Legislation would limit insulin costs

  • Insulin

OKLAHOMA CITY – Several attempts to limit insulin costs died in the Legislature last year, but two new measures were filed for consideration this year.

• House Bill 1019 by Rep. Rande Worthen, R-Lawton, decrees that any carrier providing coverage for insulin must cap the total amount a customer is required to pay for the medicine at no more than $100 per 30-day supply, “regardless of the amount or type of insulin needed to fill” the patient’s prescription.

Worthen indicated he intends to amend the price to a maximum of $100 for a 90-day supply.

• Senate Bill 979 by Sen. Carri Hicks, D-Oklahoma City, would require insurance carriers that provide coverage for insulin to charge no more than $25 per 30-day supply, “notwithstanding the type or number of prescriptions required by the insured for that time period.”

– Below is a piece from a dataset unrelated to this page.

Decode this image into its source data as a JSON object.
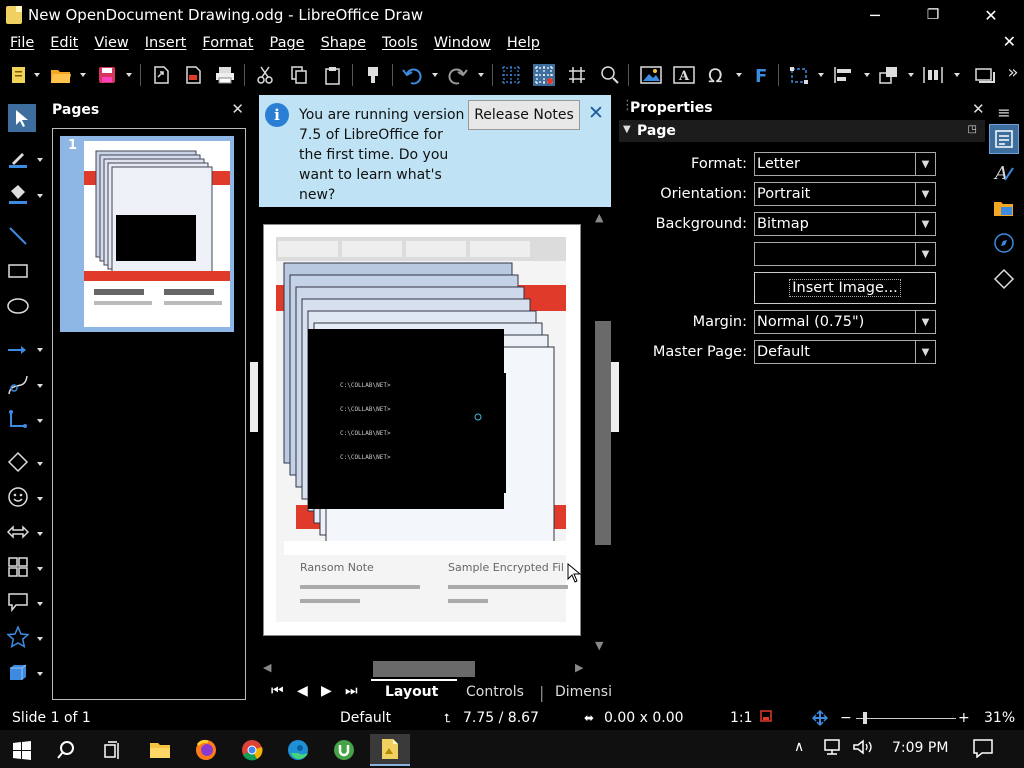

In addition, the carrier would be compelled to cap the total amount a patient could be charged for a 30-day supply of “related FDA-approved” diabetes equipment and supplies at no more than $100.

Both measures stipulate that nothing would prevent an insurance company from charging a patient less than the amount proposed in the legislation.

HB 1019 was assigned to the House Committee on Insurance. SB 979 was referred to the Senate Committee on Health and Human Services.


A friend “was telling me about the cost of insulin, especially if you don’t have insurance,” Worthen said. “The cost is just terrible.”

An Edmond resident who has Type 1 diabetes said that, under his insurance policy, he pays $35 per month for two 10-milliliter vials of insulin; without insurance, the cost would be $375 per bottle. Also, with insurance, he pays $75-$80 for a box of 10 of the glass vials.

His pump is about 10 years old and needs to be replaced. Insurance will pay only about 20% of the cost of a new pump, he said, so his out-of-pocket cost for a new pump would be $5,000 to $8,000.

Every three months he pays approximately $255 for new sensors and a transmitter. A sensor provides continuous monitoring of his body’s glucose level and the transmitter sends that data via Bluetooth to his cell ’phone.

The sensors are packaged in a box of three and last 10 days apiece; without insurance, a one-month supply of sensors costs $415, he said. A transmitter is good for three months; it costs $500 without insurance.

Filler tubes that are attached to the reservoir on his insulin pump cost $135 per month for a box of 10.

“The cost of insulin and associated supplies has gone up 200% to 400% in the last couple of years,” Worthen said. “Our complaint really isn’t with the insurance companies. It’s with the manufacturers who are charging these exorbitant prices.”

Worthen’s bill was assigned to the House Committee on Insurance, while Hicks’ bill was referred to the Senate Committee on Health and Human Services.


Four measures were introduced in the state Senate last year to cap insulin costs: SB 1158 by then-Sen. Jason Smalley, R-Stroud; SB 1082 by Senator Hicks; SB 1171 by Sen. George Young, D-Oklahoma City; and SB 1576 by Sen. Casey Murdock, R-Felt.

All four bills would have required insurance carriers to charge no more than $100 for a 30-day supply of insulin. SB 1576 also would have directed the state Insurance Department to investigate the pricing of insulin drugs to ensure that adequate consumer protections in the pricing of prescription insulin drugs are in place and whether additional protections are needed.

All four measures were referred to the Senate Committee on Retirement and Insurance, and none of them advanced to the Senate floor.

“I encourage anyone who wants to see limits on the cost of insulin and insulin products to contact your state Representative or state Senator about this issue,” Worthen said.


• According to the Oklahoma State Department of Health, approximately 356,000 Oklahomans, or 12% of the adult population, have been diagnosed with diabetes.

• An estimated 93,000 people in Oklahoma are thought to have diabetes but don’t know it.

• More than 1 million individuals in Oklahoma, almost 35% of the adult population, have prediabetes with blood glucose levels that are higher than normal but not yet high enough to be diagnosed as diabetes.

• Every year an estimated 26,000 Oklahomans are diagnosed with diabetes.

• Total direct medical expenses for diagnosed diabetes in Oklahoma were estimated at $2.8 billion in 2017, according to the OSDH.

• There are two types of diabetes: Type 1, in which a person’s body does not produce insulin, and Type 2, the most common, in which the person’s body does not use insulin properly.

• Most of the diabetics in Oklahoma, 90% to 95% of them, are Type 2, according to the Health Department’s public information office.